The Hollywood Blacklist began in the 1940s when the House Un-American Activities Committee (HUAC) began to question certain American directors, screenwriters, musicians, and actors on the suspicion that their work was communist inspired. Those entertainment professionals were denied employment on those grounds.

Though this blacklisting was rarely made explicit or verifiable, media coverage of the blacklist referred to those first blacklisted entertainment professionals as The Hollywood Ten. They were directors and screenwriters cited for contempt of Congress for refusing to testify to the HUAC. The day after those ten were cited, November 25, 1947, was the day the first systematic Hollywood Blacklist began. One of those blacklisted and then jailed was a screen writer named Dalton Trumbo, now the subject of a Hollywood movie.

The blacklist eventually grew to 150 names and stayed in effect until the 1960s. The combined blacklist and greylist (a list of writers and entertainers suspected of having communist connections) all together included 500 names.

Many of the Hollywood Ten and other blacklisted writers continued creating screenplays under pseudonyms. Under the name Robert Rich, Trumbo wrote the script for “The Brave One” which won an Academy Award for best screenplay in 1957. The Hollywood Ten were not the only people summoned by the HUAC, but they are the best known.

While most of those in Hollywood who were questioned by the HUAC cooperated and sought leniency or cited the Fifth Amendment right against self incrimination, the Hollywood Ten challenged the legitimacy of the HUAC investigations. Not only did they refuse to cooperate, but they said the investigations violated their civil liberties and First Amendment freedom of speech to subscribe to any political ideology they choose.

Being a communist at that time was not illegal and so the hearings were of questionable legitimacy at best and unconstitutional violations of civil liberties at worst. But the Hollywood Ten’s challenge of the HUAC hearings was ultimately futile and no one questioned by the HUAC in the future, save for Pete Seeger, tried to deny its legitimacy.

On some deeply cynical level, I feel like Trumbo might only be up for an Oscar because it would feel, if you pardon the irony, traitorous for it not to be nominated. But the level of me that doesn’t want everything to be a massive conspiracy is completely sure this movie at the very least deserves to be a contender.

Bryan Cranston and Diane Lane were excellent casting decisions; I’ve not seen Lane in much but in this she is phenomenal. Cranston, though he will always be the dad from Malcolm in the Middle to me, was an incredibly convincing Dalton Trumbo. He portrayed him as a complicated man with good ideals (from my own far left standpoint), if at times uncomfortable actions. Which is, as far as I can tell from my research, the only possible way to play Trumbo.

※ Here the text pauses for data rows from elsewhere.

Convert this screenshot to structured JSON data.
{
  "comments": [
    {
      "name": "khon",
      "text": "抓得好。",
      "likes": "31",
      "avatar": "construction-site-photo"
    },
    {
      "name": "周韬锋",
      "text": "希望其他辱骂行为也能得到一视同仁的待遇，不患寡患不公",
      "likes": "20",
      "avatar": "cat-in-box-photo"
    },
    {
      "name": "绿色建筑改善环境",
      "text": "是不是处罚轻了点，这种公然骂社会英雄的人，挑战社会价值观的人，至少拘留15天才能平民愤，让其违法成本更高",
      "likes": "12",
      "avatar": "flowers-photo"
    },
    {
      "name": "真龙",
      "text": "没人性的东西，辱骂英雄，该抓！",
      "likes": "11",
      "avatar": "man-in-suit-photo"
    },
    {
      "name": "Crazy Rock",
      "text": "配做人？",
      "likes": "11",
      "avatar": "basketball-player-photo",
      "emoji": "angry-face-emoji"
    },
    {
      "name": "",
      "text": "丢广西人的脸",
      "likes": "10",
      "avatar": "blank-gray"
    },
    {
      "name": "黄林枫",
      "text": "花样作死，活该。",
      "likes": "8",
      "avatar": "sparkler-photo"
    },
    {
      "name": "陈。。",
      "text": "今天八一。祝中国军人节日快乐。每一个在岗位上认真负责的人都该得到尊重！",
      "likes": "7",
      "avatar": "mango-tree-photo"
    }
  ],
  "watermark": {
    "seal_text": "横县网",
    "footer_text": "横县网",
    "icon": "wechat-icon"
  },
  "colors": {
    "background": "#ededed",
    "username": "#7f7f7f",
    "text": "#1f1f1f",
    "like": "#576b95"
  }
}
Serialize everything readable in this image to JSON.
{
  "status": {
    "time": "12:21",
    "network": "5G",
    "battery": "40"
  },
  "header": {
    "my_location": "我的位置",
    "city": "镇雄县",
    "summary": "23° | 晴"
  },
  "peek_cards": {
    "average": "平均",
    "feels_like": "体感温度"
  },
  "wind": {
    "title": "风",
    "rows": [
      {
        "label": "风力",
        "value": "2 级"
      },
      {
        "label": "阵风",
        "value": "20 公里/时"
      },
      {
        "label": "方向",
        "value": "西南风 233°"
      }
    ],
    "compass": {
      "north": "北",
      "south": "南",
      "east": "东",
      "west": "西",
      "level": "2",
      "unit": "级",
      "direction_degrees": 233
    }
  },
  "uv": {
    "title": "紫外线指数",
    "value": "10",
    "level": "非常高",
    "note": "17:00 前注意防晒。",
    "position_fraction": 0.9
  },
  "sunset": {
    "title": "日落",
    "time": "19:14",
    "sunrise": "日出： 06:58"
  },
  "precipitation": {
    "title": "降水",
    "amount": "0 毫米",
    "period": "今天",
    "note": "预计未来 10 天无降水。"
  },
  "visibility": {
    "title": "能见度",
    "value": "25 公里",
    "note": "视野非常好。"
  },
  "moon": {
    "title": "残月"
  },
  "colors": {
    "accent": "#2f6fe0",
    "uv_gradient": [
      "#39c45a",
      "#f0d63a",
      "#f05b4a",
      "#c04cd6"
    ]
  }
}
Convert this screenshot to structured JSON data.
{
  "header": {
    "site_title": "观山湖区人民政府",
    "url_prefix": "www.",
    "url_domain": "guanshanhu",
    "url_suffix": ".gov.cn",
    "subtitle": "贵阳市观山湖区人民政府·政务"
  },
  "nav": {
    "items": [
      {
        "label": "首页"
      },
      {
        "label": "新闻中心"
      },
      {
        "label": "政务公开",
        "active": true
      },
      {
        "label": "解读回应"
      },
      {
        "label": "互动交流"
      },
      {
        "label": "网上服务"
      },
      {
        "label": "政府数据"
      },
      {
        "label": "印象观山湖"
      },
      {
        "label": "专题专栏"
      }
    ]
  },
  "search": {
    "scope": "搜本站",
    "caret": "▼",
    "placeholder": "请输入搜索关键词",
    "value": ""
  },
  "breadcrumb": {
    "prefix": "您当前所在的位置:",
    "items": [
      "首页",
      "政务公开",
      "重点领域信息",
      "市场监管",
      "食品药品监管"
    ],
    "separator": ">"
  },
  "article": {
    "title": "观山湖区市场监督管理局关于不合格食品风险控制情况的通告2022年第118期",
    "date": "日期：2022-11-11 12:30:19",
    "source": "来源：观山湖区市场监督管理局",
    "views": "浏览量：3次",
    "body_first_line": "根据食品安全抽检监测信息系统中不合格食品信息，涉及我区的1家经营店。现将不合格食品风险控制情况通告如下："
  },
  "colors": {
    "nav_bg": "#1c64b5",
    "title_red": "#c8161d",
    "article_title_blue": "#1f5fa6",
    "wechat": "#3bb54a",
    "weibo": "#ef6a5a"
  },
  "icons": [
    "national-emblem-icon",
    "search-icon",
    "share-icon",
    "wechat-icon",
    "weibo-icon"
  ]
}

Seeing Louis C.K. in a serious role was surprising. Seeing Alan Tudyk at this age was more so. Louis C.K. gives a good performance as Arlen Hird, even if it feels at points like his character is only a plot device, which he is. Arlen Hird is a composite character of Trumbo’s leftist friends put into one man, whose relation to Trumbo seems forced, and was only fabricated to further the plot.

The filming style was interesting. Some of the scenes are either completely, or start out, in black and white with the screen as if it was being shown on 1950s technology.  I thought this worked in the movie’s favor, even if it was a bit cliche for period movies. It was done as if to mimic what would have been broadcast at this time. This worked well especially when paired with an interview with the actual Dalton Trumbo that played during the credits, an interview the movie replicated on screen.

This isn’t a communist movie like some reviews claim it to be, and it’s not really a biopic like the sort we have grown accustomed to either. It’s more just this side of historical. It doesn’t necessarily follow the actual events of Trumbo’s life and adds in characters and story and plot, building things like his strained and also very close relationship with his oldest daughter.

Over all? I liked it. Though I may be biased because I love the history of the Cold War communist terror. I can’t wait to see how this movie shakes out once the Oscars get to it and I hope everyone wrote it using their own name.